● **Your task**: Go through the entries below and collect each line with the string "Dashboards" in it.

● **Task input**:
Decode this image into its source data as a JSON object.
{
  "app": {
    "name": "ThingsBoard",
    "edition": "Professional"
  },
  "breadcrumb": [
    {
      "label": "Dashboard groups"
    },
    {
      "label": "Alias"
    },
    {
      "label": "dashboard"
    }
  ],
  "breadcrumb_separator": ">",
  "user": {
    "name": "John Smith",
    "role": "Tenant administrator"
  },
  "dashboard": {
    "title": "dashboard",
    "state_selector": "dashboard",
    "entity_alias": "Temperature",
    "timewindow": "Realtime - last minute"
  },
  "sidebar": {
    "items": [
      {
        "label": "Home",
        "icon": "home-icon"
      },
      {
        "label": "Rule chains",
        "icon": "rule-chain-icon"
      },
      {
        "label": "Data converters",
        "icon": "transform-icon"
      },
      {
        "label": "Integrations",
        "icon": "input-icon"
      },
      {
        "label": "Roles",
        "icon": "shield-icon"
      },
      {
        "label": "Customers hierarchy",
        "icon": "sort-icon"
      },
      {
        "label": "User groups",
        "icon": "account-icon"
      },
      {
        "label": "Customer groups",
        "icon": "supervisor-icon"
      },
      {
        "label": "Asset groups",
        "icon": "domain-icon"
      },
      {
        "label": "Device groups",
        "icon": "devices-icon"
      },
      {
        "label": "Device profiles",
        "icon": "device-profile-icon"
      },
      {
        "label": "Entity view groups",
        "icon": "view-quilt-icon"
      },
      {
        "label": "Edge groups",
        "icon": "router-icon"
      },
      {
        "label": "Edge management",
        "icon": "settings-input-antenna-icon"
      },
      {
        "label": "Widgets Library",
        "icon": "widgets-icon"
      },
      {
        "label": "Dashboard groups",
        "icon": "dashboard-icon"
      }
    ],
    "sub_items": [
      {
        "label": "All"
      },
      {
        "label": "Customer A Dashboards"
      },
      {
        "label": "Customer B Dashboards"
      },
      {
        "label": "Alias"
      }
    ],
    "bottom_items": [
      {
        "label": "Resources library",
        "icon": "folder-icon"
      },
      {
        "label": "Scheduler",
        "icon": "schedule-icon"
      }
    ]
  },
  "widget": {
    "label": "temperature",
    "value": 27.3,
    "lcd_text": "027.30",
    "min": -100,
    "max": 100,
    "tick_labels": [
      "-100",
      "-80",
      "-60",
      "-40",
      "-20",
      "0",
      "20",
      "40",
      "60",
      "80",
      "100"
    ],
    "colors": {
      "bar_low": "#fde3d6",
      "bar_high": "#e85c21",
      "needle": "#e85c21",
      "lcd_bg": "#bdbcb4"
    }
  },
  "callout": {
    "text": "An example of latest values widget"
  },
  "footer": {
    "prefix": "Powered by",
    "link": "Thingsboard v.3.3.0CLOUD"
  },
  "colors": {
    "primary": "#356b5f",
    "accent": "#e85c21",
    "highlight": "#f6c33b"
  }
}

● **Response area**:
        "label": "Customer A Dashboards"
        "label": "Customer B Dashboards"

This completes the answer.